My first error was trying to use a tiny weeny font upon the 18pt typeface.  My second error was trying to just pull the letters out of a box of mixed type - it was really hard to find the letters when they hadn't been sorted. Whilst most were generally in the right spot; you can see they were a bit muddled and upside down and pretty tricky to find at times.

So I learnt another lesson - best to sort your type first; then use it. So I did. Another four or so hours were spent sorting the type.

I then looked at what I had achieved and decided that there was probably no way that I could really keep going with such a tricky small type anyway - and now that I had sorted it; I doubted I would have enough letters to complete the square anyway.

Such is life.

And it was back to the drawing board and looking around the studio to see which 24pt typefaces I had that might work.  Barry brought me over a cup of coffee and together we talked about the kind of type I had and how it might work for the jobs I was doing. We went this way and that; and came up with these four typefaces - all upright, no italics, and one a bit difficult to read. And then Barry went back to his own work!

Despite having planned to have the etched or lino print in side the square of type, whilst sitting quietly the other day I thought oh - it would look better hanging out slightly!  And so I played around with my paper templates and tested how it might look if it was hanging out by 1 cm or 2 cm.

I am pretty sure I've mentioned before just what a cut and paste kind of gal I am.

And then I sat down with some 24pt type, and the timber block Barry had cut me to represent the etched/lino print and then slowly put together a square of type, finishing with spacers to show where the etching/lino might sit.
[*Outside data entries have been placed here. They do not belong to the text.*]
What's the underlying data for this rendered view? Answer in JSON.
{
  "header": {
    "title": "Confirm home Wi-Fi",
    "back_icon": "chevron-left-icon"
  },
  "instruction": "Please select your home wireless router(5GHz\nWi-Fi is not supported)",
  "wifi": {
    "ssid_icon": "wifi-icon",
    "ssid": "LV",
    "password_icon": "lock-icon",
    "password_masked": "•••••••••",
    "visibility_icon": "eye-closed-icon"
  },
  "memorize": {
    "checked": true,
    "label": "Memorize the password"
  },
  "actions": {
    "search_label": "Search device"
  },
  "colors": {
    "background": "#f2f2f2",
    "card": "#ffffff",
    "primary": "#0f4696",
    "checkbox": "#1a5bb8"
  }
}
Still nothing much to show for all that work; but it was nonetheless a real sense of achievement.  I flipped the photo and printed it off the computer and have decided that I need to change a few words here and there before proofing. But we have begun.

And to what end?

I am proud to be represented by Good to Print Studio at the Paper Contemporary, part of the Sydney Contemporary Art Fair. This prestigious event has over 90 exhibitors and in 2015, 32,000 people passed through the doors over the weekend. It is a massive undertaking and I am excited, proud, scared and all the rest of it!

The Paper Contemporary showcases 16 international print studios and galleries, so I really am honoured to be part of it.

See here for days and times and other news...

Sunday, May 14, 2017

Etching away

During the week I got to etch the wee aluminium plates I prepared last weekend.

They are only small - 5cm x 5cm each so didn't really require much etching solution!

I am an intermittent printmaker; and often times forget the things that would be second nature to real printmakers.  Like I started wondering if the Sharpie that I had sketched the designs on with would end up acting as a mask for the etching solution.  I took a bet each way and removed it (after another conversation with myself about what might remove it - I ended up with turps) mostly...

In some places the shellac had gone over it and it couldn't be removed; but with the multi line one I decided to leave a bit on around the edges to see if my mask theory was correct.

And then into the copper sulphate solution. I always love the muck that emerges!

And out they came and I was pretty happy with the results. I will need to re-do one of them tho - not so happy with it.

My mask theory was right - you can see how some of the Sharpie worked to resist the etching solution not he edges here.

And then I printed them. I loved the blackness of the first run; but also enjoyed the softness of the second run; the grey and slightly washed out look is a bit softer perhaps.

A direct comparison between black and grey!

So I now have the dilemma of choosing between the looseness of the etch above; or the sharpness of the lino below. And then between the black and the grey. And which typeface to use for the words. And what size typeface to use. And then the layout of the image to the words. And then...